Task to carry out: Present the count of lines in the entries below that hold "icon", and present nothing else.

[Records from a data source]
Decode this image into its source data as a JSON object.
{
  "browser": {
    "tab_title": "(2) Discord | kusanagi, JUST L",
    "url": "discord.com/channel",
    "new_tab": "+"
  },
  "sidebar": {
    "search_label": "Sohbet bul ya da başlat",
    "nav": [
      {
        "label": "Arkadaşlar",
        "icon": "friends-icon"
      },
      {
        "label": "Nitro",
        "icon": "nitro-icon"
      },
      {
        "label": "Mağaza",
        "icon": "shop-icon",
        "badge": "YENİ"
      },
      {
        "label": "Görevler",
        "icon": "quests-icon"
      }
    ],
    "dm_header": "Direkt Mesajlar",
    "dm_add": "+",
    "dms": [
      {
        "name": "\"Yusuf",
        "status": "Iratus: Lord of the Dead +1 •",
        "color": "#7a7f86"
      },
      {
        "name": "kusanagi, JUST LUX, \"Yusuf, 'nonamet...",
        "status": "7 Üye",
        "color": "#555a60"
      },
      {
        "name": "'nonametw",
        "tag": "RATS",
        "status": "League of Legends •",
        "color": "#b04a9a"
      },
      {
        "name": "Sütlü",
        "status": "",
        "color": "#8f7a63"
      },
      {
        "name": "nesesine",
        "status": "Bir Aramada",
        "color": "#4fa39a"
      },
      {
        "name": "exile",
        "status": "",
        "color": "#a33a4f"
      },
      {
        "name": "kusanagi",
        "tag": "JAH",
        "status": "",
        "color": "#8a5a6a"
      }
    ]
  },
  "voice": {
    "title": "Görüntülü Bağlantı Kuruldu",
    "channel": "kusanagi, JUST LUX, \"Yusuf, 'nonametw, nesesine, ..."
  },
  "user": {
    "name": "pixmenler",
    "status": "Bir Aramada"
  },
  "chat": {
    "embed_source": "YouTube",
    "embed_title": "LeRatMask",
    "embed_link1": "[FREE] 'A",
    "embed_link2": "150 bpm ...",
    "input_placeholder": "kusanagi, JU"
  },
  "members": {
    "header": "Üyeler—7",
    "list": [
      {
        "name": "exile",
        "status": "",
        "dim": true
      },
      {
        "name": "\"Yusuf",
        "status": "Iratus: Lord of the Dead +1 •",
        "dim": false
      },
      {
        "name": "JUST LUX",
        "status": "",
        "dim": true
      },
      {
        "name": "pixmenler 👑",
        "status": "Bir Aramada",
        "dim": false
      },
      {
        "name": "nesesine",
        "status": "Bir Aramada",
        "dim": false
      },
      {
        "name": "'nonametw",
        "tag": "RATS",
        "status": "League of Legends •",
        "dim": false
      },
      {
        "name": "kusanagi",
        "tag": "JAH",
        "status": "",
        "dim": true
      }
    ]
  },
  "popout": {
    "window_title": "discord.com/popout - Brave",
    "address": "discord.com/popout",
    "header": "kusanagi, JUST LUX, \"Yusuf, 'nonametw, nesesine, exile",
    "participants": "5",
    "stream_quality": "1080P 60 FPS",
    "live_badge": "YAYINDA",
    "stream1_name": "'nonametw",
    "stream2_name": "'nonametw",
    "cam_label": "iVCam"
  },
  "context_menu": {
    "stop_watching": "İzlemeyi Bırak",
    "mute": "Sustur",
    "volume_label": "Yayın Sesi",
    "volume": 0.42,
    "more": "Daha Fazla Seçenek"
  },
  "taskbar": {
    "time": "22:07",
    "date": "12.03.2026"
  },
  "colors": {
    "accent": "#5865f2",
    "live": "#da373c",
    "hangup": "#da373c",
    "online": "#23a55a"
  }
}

Exercise response: 4